INSTRUCTIONS TO FOLLOW —
The response should contain every record, reproduced exactly.
--- DATA SUPPLIED Enclosed Below ---
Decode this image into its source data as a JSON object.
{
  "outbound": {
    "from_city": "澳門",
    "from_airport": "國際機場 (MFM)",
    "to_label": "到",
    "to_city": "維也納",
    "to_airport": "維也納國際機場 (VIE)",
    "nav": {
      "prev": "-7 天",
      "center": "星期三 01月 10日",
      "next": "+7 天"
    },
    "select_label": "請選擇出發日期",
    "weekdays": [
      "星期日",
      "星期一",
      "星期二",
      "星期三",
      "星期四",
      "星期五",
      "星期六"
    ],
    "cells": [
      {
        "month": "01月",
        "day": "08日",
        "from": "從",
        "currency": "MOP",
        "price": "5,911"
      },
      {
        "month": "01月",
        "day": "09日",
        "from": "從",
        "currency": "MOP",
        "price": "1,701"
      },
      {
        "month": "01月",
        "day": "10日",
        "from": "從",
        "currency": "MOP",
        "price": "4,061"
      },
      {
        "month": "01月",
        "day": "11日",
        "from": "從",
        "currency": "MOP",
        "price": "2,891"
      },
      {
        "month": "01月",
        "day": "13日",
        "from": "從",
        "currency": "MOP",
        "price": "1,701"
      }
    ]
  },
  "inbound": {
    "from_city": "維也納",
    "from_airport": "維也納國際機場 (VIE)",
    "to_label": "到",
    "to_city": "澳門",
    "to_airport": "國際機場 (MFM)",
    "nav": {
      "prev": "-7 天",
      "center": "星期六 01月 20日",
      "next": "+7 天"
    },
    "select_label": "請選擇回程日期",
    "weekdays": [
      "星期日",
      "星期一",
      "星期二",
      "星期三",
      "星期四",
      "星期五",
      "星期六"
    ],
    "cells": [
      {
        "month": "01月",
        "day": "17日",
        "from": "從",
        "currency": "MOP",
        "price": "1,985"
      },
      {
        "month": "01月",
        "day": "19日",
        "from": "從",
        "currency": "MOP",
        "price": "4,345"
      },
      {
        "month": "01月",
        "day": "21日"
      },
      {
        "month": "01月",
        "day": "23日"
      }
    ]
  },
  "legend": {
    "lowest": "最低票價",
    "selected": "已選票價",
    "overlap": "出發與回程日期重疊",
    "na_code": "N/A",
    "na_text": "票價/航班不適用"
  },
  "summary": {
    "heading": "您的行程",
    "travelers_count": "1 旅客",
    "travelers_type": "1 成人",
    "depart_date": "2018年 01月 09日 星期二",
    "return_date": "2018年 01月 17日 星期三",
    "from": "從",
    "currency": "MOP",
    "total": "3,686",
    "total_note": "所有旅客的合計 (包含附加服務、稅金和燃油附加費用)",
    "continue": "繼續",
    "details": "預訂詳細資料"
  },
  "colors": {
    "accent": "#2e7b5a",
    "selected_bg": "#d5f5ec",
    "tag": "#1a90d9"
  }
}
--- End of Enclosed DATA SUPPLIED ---
REPLY —
Decode this image into its source data as a JSON object.
{
  "outbound": {
    "from_city": "澳門",
    "from_airport": "國際機場 (MFM)",
    "to_label": "到",
    "to_city": "維也納",
    "to_airport": "維也納國際機場 (VIE)",
    "nav": {
      "prev": "-7 天",
      "center": "星期三 01月 10日",
      "next": "+7 天"
    },
    "select_label": "請選擇出發日期",
    "weekdays": [
      "星期日",
      "星期一",
      "星期二",
      "星期三",
      "星期四",
      "星期五",
      "星期六"
    ],
    "cells": [
      {
        "month": "01月",
        "day": "08日",
        "from": "從",
        "currency": "MOP",
        "price": "5,911"
      },
      {
        "month": "01月",
        "day": "09日",
        "from": "從",
        "currency": "MOP",
        "price": "1,701"
      },
      {
        "month": "01月",
        "day": "10日",
        "from": "從",
        "currency": "MOP",
        "price": "4,061"
      },
      {
        "month": "01月",
        "day": "11日",
        "from": "從",
        "currency": "MOP",
        "price": "2,891"
      },
      {
        "month": "01月",
        "day": "13日",
        "from": "從",
        "currency": "MOP",
        "price": "1,701"
      }
    ]
  },
  "inbound": {
    "from_city": "維也納",
    "from_airport": "維也納國際機場 (VIE)",
    "to_label": "到",
    "to_city": "澳門",
    "to_airport": "國際機場 (MFM)",
    "nav": {
      "prev": "-7 天",
      "center": "星期六 01月 20日",
      "next": "+7 天"
    },
    "select_label": "請選擇回程日期",
    "weekdays": [
      "星期日",
      "星期一",
      "星期二",
      "星期三",
      "星期四",
      "星期五",
      "星期六"
    ],
    "cells": [
      {
        "month": "01月",
        "day": "17日",
        "from": "從",
        "currency": "MOP",
        "price": "1,985"
      },
      {
        "month": "01月",
        "day": "19日",
        "from": "從",
        "currency": "MOP",
        "price": "4,345"
      },
      {
        "month": "01月",
        "day": "21日"
      },
      {
        "month": "01月",
        "day": "23日"
      }
    ]
  },
  "legend": {
    "lowest": "最低票價",
    "selected": "已選票價",
    "overlap": "出發與回程日期重疊",
    "na_code": "N/A",
    "na_text": "票價/航班不適用"
  },
  "summary": {
    "heading": "您的行程",
    "travelers_count": "1 旅客",
    "travelers_type": "1 成人",
    "depart_date": "2018年 01月 09日 星期二",
    "return_date": "2018年 01月 17日 星期三",
    "from": "從",
    "currency": "MOP",
    "total": "3,686",
    "total_note": "所有旅客的合計 (包含附加服務、稅金和燃油附加費用)",
    "continue": "繼續",
    "details": "預訂詳細資料"
  },
  "colors": {
    "accent": "#2e7b5a",
    "selected_bg": "#d5f5ec",
    "tag": "#1a90d9"
  }
}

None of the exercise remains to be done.